Female, black, gay - and all Republicans
Manchester - What do you get when you put a black man, two women, and a gay Jew in a room? Surprise answer: About half of today's crop of Republican presidential hopefuls.
The party of Ronald Reagan, George W Bush or John McCain has long been associated with elderly, white, male leaders and also a voting core depending heavily on white men.
But that truism has imploded ahead of the November 2012 battle against President Barack Obama, with a veritable rainbow of candidates vying for the Republican nomination.
The most visible shake up is in the gender department where Congresswoman Michele Bachmann and former Alaska governor Sarah Palin - both of them fiery Tea Party figures - are putting men on notice.
Bachmann was taking part in a seven-way candidate debate on Monday in the key primary battleground of New Hampshire, while Palin, who has not declared her candidacy, has been driving around the region in a bus, talking up her patriotism.
There has never been a female US president. Hillary Clinton, now secretary of state, came closest when she narrowly lost to Obama in the 2008 Democratic primaries.
Cain in third place
Until Obama, of course, there had never been an African American president either. So how about two black men fighting for the White House?
Unlikely, yes, but not impossible thanks to Herman Cain, a pizza tycoon who's generated buzz during early skirmishes of the Republican primary season.

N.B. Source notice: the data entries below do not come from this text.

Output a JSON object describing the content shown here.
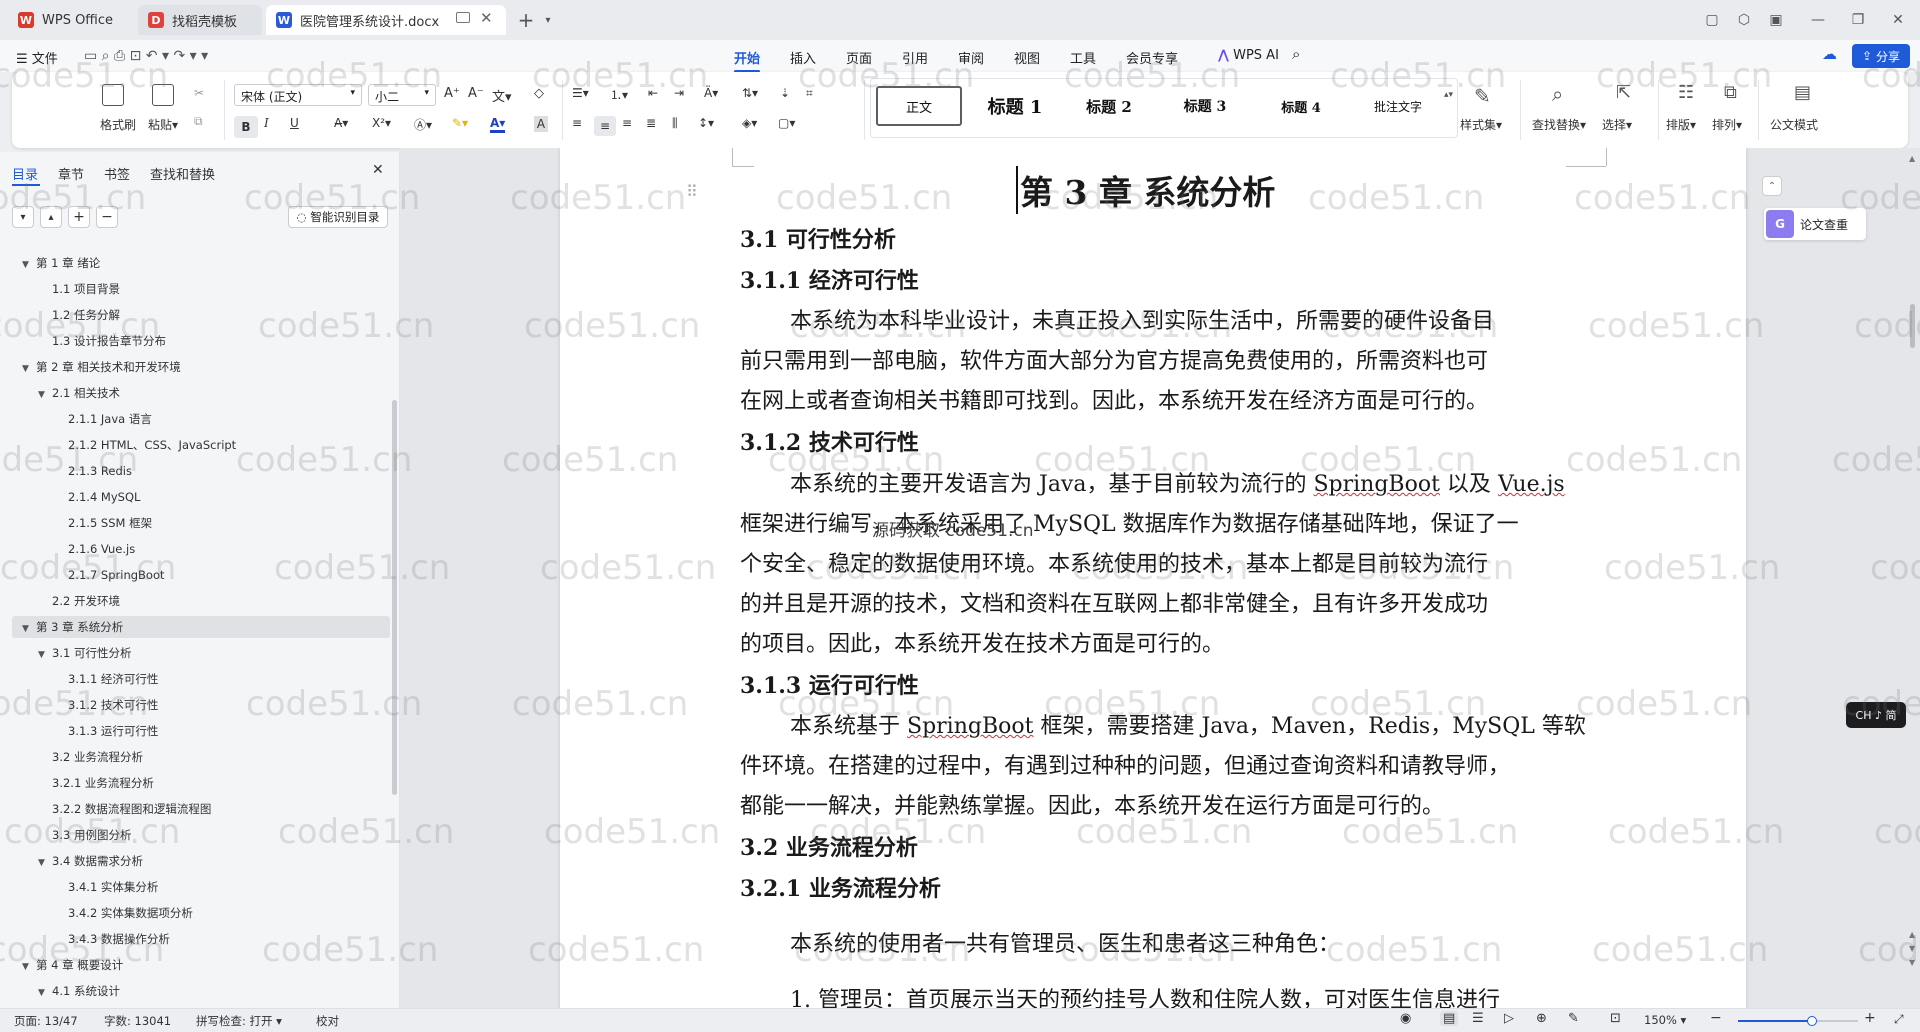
{
  "titlebar": {
    "tabs": [
      {
        "label": "WPS Office",
        "icon": "wps-logo-icon"
      },
      {
        "label": "找稻壳模板",
        "icon": "docer-icon"
      },
      {
        "label": "医院管理系统设计.docx",
        "icon": "word-doc-icon"
      }
    ],
    "new_tab": "+"
  },
  "menubar": {
    "file": "文件",
    "tabs": [
      "开始",
      "插入",
      "页面",
      "引用",
      "审阅",
      "视图",
      "工具",
      "会员专享"
    ],
    "active_tab": "开始",
    "wps_ai": "WPS AI",
    "share": "分享"
  },
  "ribbon": {
    "format_painter": "格式刷",
    "paste": "粘贴",
    "font_name": "宋体 (正文)",
    "font_size": "小二",
    "styles": [
      "正文",
      "标题 1",
      "标题 2",
      "标题 3",
      "标题 4",
      "批注文字"
    ],
    "style_set": "样式集",
    "find_replace": "查找替换",
    "select": "选择",
    "layout": "排版",
    "arrange": "排列",
    "official_mode": "公文模式",
    "bold": "B",
    "italic": "I",
    "underline": "U"
  },
  "sidebar": {
    "tabs": [
      "目录",
      "章节",
      "书签",
      "查找和替换"
    ],
    "smart_toc": "智能识别目录",
    "toc": [
      {
        "label": "第 1 章  绪论",
        "level": 1,
        "expanded": true
      },
      {
        "label": "1.1  项目背景",
        "level": 2
      },
      {
        "label": "1.2  任务分解",
        "level": 2
      },
      {
        "label": "1.3  设计报告章节分布",
        "level": 2
      },
      {
        "label": "第 2 章  相关技术和开发环境",
        "level": 1,
        "expanded": true
      },
      {
        "label": "2.1  相关技术",
        "level": 2,
        "expanded": true
      },
      {
        "label": "2.1.1 Java 语言",
        "level": 3
      },
      {
        "label": "2.1.2 HTML、CSS、JavaScript",
        "level": 3
      },
      {
        "label": "2.1.3 Redis",
        "level": 3
      },
      {
        "label": "2.1.4 MySQL",
        "level": 3
      },
      {
        "label": "2.1.5 SSM 框架",
        "level": 3
      },
      {
        "label": "2.1.6 Vue.js",
        "level": 3
      },
      {
        "label": "2.1.7 SpringBoot",
        "level": 3
      },
      {
        "label": "2.2  开发环境",
        "level": 2
      },
      {
        "label": "第 3 章  系统分析",
        "level": 1,
        "expanded": true,
        "selected": true
      },
      {
        "label": "3.1  可行性分析",
        "level": 2,
        "expanded": true
      },
      {
        "label": "3.1.1  经济可行性",
        "level": 3
      },
      {
        "label": "3.1.2  技术可行性",
        "level": 3
      },
      {
        "label": "3.1.3  运行可行性",
        "level": 3
      },
      {
        "label": "3.2  业务流程分析",
        "level": 2
      },
      {
        "label": "3.2.1  业务流程分析",
        "level": 2
      },
      {
        "label": "3.2.2  数据流程图和逻辑流程图",
        "level": 2
      },
      {
        "label": "3.3  用例图分析",
        "level": 2
      },
      {
        "label": "3.4  数据需求分析",
        "level": 2,
        "expanded": true
      },
      {
        "label": "3.4.1  实体集分析",
        "level": 3
      },
      {
        "label": "3.4.2  实体集数据项分析",
        "level": 3
      },
      {
        "label": "3.4.3  数据操作分析",
        "level": 3
      },
      {
        "label": "第 4 章  概要设计",
        "level": 1,
        "expanded": true
      },
      {
        "label": "4.1  系统设计",
        "level": 2,
        "expanded": true
      }
    ]
  },
  "document": {
    "chapter_title": "第 3 章  系统分析",
    "h_3_1": "3.1  可行性分析",
    "h_3_1_1": "3.1.1  经济可行性",
    "p_econ": [
      "本系统为本科毕业设计，未真正投入到实际生活中，所需要的硬件设备目",
      "前只需用到一部电脑，软件方面大部分为官方提高免费使用的，所需资料也可",
      "在网上或者查询相关书籍即可找到。因此，本系统开发在经济方面是可行的。"
    ],
    "h_3_1_2": "3.1.2  技术可行性",
    "p_tech_1a": "本系统的主要开发语言为 Java，基于目前较为流行的 ",
    "p_tech_1b": "SpringBoot",
    "p_tech_1c": " 以及 ",
    "p_tech_1d": "Vue.js",
    "p_tech_2a": "框架进行编写，本系统采用了 MySQL 数据库作为数据存储基础阵地，保证了一",
    "p_tech_rest": [
      "个安全、稳定的数据使用环境。本系统使用的技术，基本上都是目前较为流行",
      "的并且是开源的技术，文档和资料在互联网上都非常健全，且有许多开发成功",
      "的项目。因此，本系统开发在技术方面是可行的。"
    ],
    "overlay_text": "源码获取 code51.cn",
    "h_3_1_3": "3.1.3  运行可行性",
    "p_run_1a": "本系统基于 ",
    "p_run_1b": "SpringBoot",
    "p_run_1c": " 框架，需要搭建 Java，Maven，Redis，MySQL 等软",
    "p_run_rest": [
      "件环境。在搭建的过程中，有遇到过种种的问题，但通过查询资料和请教导师，",
      "都能一一解决，并能熟练掌握。因此，本系统开发在运行方面是可行的。"
    ],
    "h_3_2": "3.2  业务流程分析",
    "h_3_2_1": "3.2.1  业务流程分析",
    "p_roles": "本系统的使用者一共有管理员、医生和患者这三种角色：",
    "p_admin": "1.  管理员：首页展示当天的预约挂号人数和住院人数，可对医生信息进行"
  },
  "right_panel": {
    "paper_check": "论文查重",
    "ime": "CH ♪ 简"
  },
  "watermark": "code51.cn",
  "statusbar": {
    "page": "页面: 13/47",
    "words": "字数: 13041",
    "spell": "拼写检查: 打开",
    "proof": "校对",
    "zoom": "150%",
    "zoom_fraction": 0.62
  },
  "colors": {
    "accent": "#1f5bd8",
    "wps_red": "#d93a2b",
    "docer_red": "#e0413a",
    "word_blue": "#2a5bd7"
  }
}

The latest Gallup poll puts Cain in third place behind Palin and frontrunner Mitt Romney, who may be a straight white guy, but, just to keep things interesting, is also a Mormon.
Cain downplays the race aspect. "Am I black?" he laughed when AFP asked him how important it was that Republicans had found an African American challenger.
"I believe most people have gotten past colour," he said outside a campaign event in New Hampshire, where one of the first and most important primaries is held in February. "What is important is that I'm an American, black conservative."
Republicans may have loosened up past fixations on Protestant white men, but Fred Karger's bid to be the first gay Jewish Republican presidential candidate could be pushing that flexibility a little too far.
At a Republican get-together in New Hampshire over the weekend the former Reagan aide handed out Frisbees with his name, urging party members to have more fun. "I wanted to leave cookies, but this is part of my 'get fit America campaign'".
Karger said he's not "delusional" about his chances and for now his main aim is to qualify for entry into one of the televised debates so that he can overcome his low profile and confront the heavyweights face-to-face.
The steep hill he needs to climb - both in terms of becoming known and in becoming accepted - was quickly apparent as he addressed the crowd at the Republican event.
This was an old-fashioned party gathering: White, elderly and no nonsense. And although they listened politely to Karger's talk about reaching out to Democratic foes, the grumbling soon followed.
"I don't get it. How do you get along with (Democrats)?" Jo Levine, a well-built sales rep, said.
Tim Pawlenty, the former Minnesota governor and one of the few Protestant white men in the Republican presidential field, came up next and when he firmly declared against gay marriage, the room broke into enthusiastic applause.
Still, Don Holden, an information security expert in the audience, said Karger's presence showed the party really had changed. "He's challenging the mainstream Republican positions, but he wasn't booed or thrown out," Holden said.